# Brief
Print verbatim every line starting at the one that contains "What's the underlying" and ending at the final line of the records; include both endpoints.

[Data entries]
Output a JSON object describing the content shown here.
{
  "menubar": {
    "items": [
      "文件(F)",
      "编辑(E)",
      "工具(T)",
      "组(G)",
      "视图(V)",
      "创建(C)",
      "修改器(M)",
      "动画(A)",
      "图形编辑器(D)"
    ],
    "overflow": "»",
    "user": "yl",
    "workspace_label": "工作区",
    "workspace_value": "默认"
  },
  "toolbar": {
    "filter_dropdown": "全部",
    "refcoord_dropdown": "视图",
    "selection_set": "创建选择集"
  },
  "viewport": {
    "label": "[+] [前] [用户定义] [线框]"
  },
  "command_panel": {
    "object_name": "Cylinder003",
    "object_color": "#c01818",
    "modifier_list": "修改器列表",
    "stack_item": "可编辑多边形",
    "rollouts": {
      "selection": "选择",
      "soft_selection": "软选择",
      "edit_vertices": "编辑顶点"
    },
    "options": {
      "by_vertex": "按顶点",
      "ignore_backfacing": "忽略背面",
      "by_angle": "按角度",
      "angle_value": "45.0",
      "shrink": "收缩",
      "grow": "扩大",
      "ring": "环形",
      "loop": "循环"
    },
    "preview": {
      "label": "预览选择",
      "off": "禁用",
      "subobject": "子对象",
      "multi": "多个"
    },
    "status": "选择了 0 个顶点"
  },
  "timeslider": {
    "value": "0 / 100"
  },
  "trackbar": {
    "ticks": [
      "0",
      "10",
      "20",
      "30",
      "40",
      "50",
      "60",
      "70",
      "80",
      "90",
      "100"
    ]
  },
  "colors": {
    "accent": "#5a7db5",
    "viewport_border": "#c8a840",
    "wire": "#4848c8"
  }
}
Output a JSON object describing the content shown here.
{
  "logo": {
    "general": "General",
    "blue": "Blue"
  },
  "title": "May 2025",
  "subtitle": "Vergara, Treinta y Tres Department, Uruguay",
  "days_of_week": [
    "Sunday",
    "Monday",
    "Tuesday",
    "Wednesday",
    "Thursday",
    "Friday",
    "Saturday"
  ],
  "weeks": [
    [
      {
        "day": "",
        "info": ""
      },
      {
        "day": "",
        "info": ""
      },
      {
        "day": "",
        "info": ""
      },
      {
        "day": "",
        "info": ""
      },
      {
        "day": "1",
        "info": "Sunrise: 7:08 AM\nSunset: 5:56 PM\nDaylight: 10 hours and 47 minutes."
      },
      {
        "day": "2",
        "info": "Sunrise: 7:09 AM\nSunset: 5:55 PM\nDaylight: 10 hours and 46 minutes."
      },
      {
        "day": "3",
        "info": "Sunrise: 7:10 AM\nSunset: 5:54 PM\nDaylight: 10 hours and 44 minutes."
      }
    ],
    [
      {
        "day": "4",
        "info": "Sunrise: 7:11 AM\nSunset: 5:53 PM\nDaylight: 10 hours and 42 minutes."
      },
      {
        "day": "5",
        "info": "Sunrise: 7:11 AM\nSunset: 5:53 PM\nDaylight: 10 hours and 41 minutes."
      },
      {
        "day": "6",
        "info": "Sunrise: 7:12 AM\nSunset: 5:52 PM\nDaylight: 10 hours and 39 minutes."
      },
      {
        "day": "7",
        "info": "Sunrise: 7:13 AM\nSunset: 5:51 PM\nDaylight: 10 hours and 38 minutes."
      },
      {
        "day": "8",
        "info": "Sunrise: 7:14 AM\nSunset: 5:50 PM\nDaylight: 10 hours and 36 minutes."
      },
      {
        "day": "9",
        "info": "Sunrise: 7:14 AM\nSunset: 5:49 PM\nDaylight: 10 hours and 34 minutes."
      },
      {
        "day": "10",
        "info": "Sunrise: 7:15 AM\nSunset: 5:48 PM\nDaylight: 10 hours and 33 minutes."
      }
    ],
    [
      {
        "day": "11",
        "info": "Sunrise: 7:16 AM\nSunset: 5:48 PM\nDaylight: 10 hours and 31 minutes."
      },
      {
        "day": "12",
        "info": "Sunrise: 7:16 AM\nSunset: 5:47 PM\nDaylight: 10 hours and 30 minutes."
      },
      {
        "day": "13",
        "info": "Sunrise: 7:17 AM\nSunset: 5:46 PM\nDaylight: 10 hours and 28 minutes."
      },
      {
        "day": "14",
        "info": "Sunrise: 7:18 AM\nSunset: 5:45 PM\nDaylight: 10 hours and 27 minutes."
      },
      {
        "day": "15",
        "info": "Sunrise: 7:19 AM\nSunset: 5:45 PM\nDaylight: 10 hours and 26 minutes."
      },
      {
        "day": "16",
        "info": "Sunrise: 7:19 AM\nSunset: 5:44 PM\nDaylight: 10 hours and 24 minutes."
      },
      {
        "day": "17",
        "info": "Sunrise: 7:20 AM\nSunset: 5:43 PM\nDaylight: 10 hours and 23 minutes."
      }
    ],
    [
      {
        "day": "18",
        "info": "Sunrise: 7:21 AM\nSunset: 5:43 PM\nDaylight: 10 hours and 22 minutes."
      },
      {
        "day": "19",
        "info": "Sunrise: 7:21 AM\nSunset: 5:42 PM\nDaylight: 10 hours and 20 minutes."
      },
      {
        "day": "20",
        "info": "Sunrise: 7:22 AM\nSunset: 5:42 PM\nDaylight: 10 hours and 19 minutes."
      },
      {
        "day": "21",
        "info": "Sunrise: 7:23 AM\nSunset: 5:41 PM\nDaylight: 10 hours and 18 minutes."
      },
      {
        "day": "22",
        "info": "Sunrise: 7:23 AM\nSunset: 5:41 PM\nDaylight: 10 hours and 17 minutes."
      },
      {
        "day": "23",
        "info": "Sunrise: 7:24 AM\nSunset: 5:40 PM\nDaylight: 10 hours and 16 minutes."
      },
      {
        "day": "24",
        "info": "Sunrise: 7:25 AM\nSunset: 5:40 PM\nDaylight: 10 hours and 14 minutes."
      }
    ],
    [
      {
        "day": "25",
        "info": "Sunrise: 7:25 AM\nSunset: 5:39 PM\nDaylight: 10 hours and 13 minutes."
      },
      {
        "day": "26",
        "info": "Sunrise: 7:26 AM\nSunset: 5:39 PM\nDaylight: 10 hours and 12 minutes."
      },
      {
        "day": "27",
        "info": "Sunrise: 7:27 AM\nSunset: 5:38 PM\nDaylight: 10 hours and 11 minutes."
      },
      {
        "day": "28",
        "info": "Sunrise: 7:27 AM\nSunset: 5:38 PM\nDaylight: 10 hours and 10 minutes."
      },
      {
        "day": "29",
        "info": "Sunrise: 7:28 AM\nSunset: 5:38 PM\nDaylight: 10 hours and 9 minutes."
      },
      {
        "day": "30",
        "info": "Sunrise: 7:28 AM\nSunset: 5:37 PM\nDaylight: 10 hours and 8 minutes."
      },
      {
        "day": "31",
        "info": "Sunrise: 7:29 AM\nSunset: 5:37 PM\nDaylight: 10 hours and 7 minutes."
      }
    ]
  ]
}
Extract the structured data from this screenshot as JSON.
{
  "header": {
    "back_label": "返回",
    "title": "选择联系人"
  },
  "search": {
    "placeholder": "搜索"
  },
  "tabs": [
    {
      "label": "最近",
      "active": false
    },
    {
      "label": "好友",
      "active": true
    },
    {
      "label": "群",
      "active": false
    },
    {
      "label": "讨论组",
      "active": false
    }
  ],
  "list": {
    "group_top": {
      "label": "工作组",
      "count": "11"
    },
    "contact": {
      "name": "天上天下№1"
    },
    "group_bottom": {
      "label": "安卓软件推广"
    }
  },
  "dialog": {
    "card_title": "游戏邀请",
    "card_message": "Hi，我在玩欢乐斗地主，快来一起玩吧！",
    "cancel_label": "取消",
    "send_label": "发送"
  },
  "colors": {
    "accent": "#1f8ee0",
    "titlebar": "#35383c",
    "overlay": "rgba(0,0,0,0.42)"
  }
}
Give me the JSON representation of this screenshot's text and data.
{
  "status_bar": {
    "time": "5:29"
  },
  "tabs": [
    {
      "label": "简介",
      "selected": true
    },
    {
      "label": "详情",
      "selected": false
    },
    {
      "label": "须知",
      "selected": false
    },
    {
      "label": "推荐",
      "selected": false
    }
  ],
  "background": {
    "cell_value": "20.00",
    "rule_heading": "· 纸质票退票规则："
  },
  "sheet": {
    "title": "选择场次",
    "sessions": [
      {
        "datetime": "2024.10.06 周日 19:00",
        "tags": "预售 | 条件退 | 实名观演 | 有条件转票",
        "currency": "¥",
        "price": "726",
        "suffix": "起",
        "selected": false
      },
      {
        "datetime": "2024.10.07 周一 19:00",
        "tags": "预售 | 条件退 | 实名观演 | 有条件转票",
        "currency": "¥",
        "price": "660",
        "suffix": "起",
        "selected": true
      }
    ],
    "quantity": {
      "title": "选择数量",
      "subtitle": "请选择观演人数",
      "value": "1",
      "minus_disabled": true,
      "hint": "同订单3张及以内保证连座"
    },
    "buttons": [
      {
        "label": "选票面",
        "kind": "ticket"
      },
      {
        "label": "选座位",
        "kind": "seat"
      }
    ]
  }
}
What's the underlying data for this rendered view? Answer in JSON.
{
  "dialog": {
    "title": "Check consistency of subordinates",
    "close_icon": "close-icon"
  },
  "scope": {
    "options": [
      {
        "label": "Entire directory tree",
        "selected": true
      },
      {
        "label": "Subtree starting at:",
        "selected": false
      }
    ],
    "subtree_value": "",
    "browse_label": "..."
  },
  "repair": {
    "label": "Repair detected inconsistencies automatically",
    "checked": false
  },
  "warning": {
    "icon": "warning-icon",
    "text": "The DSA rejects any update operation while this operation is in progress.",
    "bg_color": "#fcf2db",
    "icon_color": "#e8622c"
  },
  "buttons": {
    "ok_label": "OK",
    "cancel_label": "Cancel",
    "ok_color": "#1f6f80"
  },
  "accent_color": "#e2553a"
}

# Solution for this exercise
What's the underlying data for this rendered view? Answer in JSON.
{
  "dialog": {
    "title": "Check consistency of subordinates",
    "close_icon": "close-icon"
  },
  "scope": {
    "options": [
      {
        "label": "Entire directory tree",
        "selected": true
      },
      {
        "label": "Subtree starting at:",
        "selected": false
      }
    ],
    "subtree_value": "",
    "browse_label": "..."
  },
  "repair": {
    "label": "Repair detected inconsistencies automatically",
    "checked": false
  },
  "warning": {
    "icon": "warning-icon",
    "text": "The DSA rejects any update operation while this operation is in progress.",
    "bg_color": "#fcf2db",
    "icon_color": "#e8622c"
  },
  "buttons": {
    "ok_label": "OK",
    "cancel_label": "Cancel",
    "ok_color": "#1f6f80"
  },
  "accent_color": "#e2553a"
}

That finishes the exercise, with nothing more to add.